> _Data extract_:
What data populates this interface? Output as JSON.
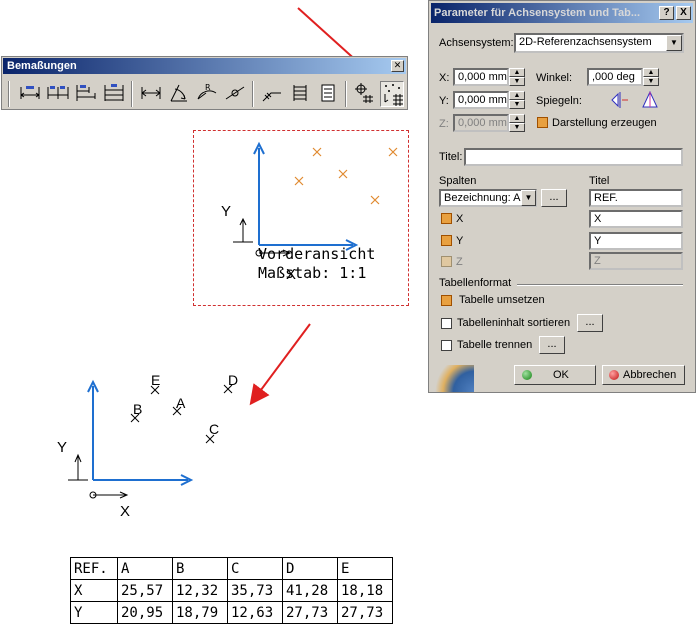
{
  "toolbar": {
    "title": "Bemaßungen",
    "close_glyph": "✕",
    "buttons": [
      "dimension-icon",
      "chained-dimension-icon",
      "cumulated-dimension-icon",
      "stacked-dimension-icon",
      "length-distance-icon",
      "angle-dimension-icon",
      "radius-dimension-icon",
      "diameter-dimension-icon",
      "chamfer-dimension-icon",
      "thread-dimension-icon",
      "coordinate-dimension-icon",
      "hole-dimension-table-icon",
      "point-coordinate-table-icon"
    ]
  },
  "view": {
    "name_line": "Vorderansicht",
    "scale_line": "Maßstab:  1:1",
    "axis_y": "Y",
    "axis_x": "X"
  },
  "result": {
    "axis_y": "Y",
    "axis_x": "X",
    "points": [
      "E",
      "B",
      "A",
      "D",
      "C"
    ]
  },
  "dialog": {
    "title": "Parameter für Achsensystem und Tab...",
    "help_glyph": "?",
    "close_glyph": "X",
    "axis_system_label": "Achsensystem:",
    "axis_system_value": "2D-Referenzachsensystem",
    "x_label": "X:",
    "x_value": "0,000 mm",
    "y_label": "Y:",
    "y_value": "0,000 mm",
    "z_label": "Z:",
    "z_value": "0,000 mm",
    "angle_label": "Winkel:",
    "angle_value": ",000 deg",
    "mirror_label": "Spiegeln:",
    "create_label": "Darstellung erzeugen",
    "title_label": "Titel:",
    "title_value": "",
    "columns_label": "Spalten",
    "titel_label": "Titel",
    "column_select": "Bezeichnung: A,",
    "column_title": "REF.",
    "x_check": "X",
    "x_title": "X",
    "y_check": "Y",
    "y_title": "Y",
    "z_check": "Z",
    "z_title": "Z",
    "table_format_label": "Tabellenformat",
    "transpose_label": "Tabelle umsetzen",
    "sort_label": "Tabelleninhalt sortieren",
    "split_label": "Tabelle trennen",
    "ellipsis": "...",
    "ok_label": "OK",
    "cancel_label": "Abbrechen"
  },
  "table": {
    "rows": [
      [
        "REF.",
        "A",
        "B",
        "C",
        "D",
        "E"
      ],
      [
        "X",
        "25,57",
        "12,32",
        "35,73",
        "41,28",
        "18,18"
      ],
      [
        "Y",
        "20,95",
        "18,79",
        "12,63",
        "27,73",
        "27,73"
      ]
    ]
  },
  "colors": {
    "arrow_red": "#e02020",
    "axis_blue": "#1e6fd0",
    "point_orange": "#e08a30",
    "frame_red": "#d03030"
  }
}
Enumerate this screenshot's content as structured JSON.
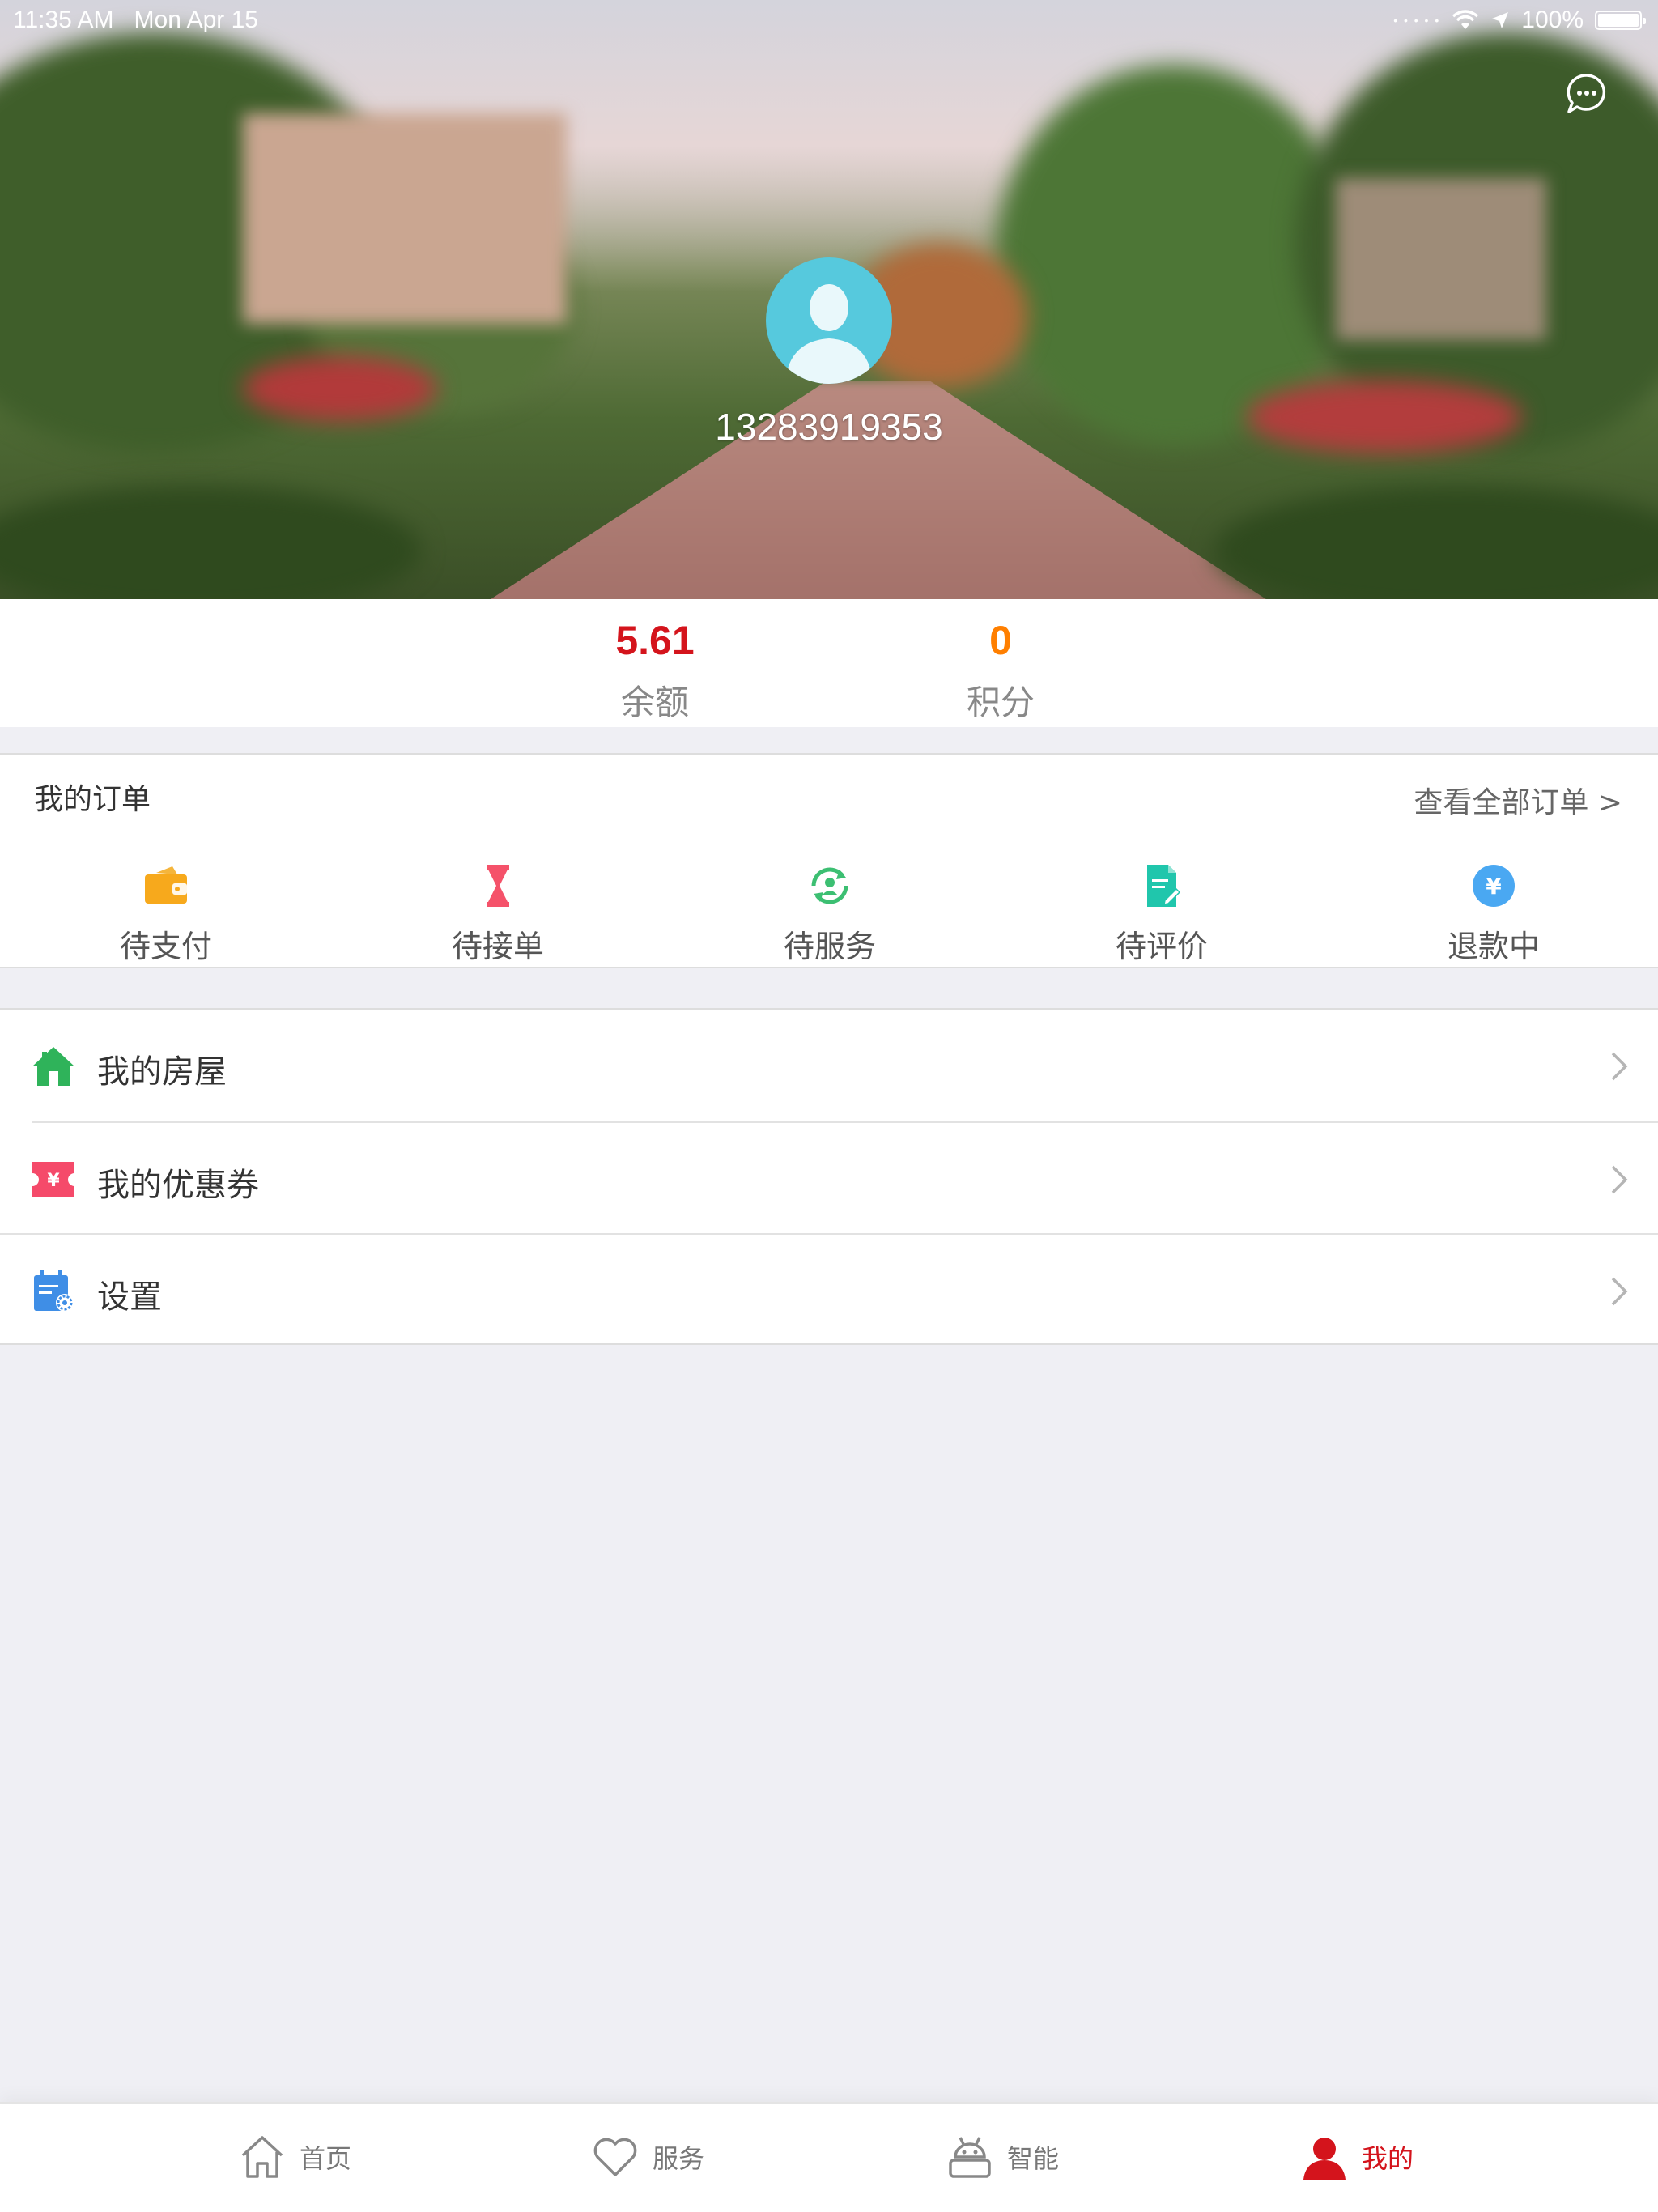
{
  "status_bar": {
    "time": "11:35 AM",
    "date": "Mon Apr 15",
    "battery": "100%"
  },
  "profile": {
    "phone": "13283919353"
  },
  "stats": {
    "balance": {
      "value": "5.61",
      "label": "余额",
      "color": "#d4141c"
    },
    "points": {
      "value": "0",
      "label": "积分",
      "color": "#ff7f00"
    }
  },
  "orders": {
    "title": "我的订单",
    "view_all": "查看全部订单 >",
    "items": [
      {
        "label": "待支付",
        "icon": "wallet-icon"
      },
      {
        "label": "待接单",
        "icon": "hourglass-icon"
      },
      {
        "label": "待服务",
        "icon": "service-refresh-icon"
      },
      {
        "label": "待评价",
        "icon": "review-document-icon"
      },
      {
        "label": "退款中",
        "icon": "yen-coin-icon"
      }
    ]
  },
  "menu": {
    "items": [
      {
        "label": "我的房屋",
        "icon": "house-icon"
      },
      {
        "label": "我的优惠券",
        "icon": "coupon-icon"
      },
      {
        "label": "设置",
        "icon": "settings-icon"
      }
    ]
  },
  "tabbar": {
    "tabs": [
      {
        "label": "首页",
        "icon": "home-icon"
      },
      {
        "label": "服务",
        "icon": "heart-icon"
      },
      {
        "label": "智能",
        "icon": "robot-icon"
      },
      {
        "label": "我的",
        "icon": "user-icon"
      }
    ],
    "active": "我的",
    "active_color": "#d4141c"
  }
}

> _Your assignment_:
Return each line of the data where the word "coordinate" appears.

> _Reply to the exercise_:
      "coordinate-dimension-icon",
      "point-coordinate-table-icon"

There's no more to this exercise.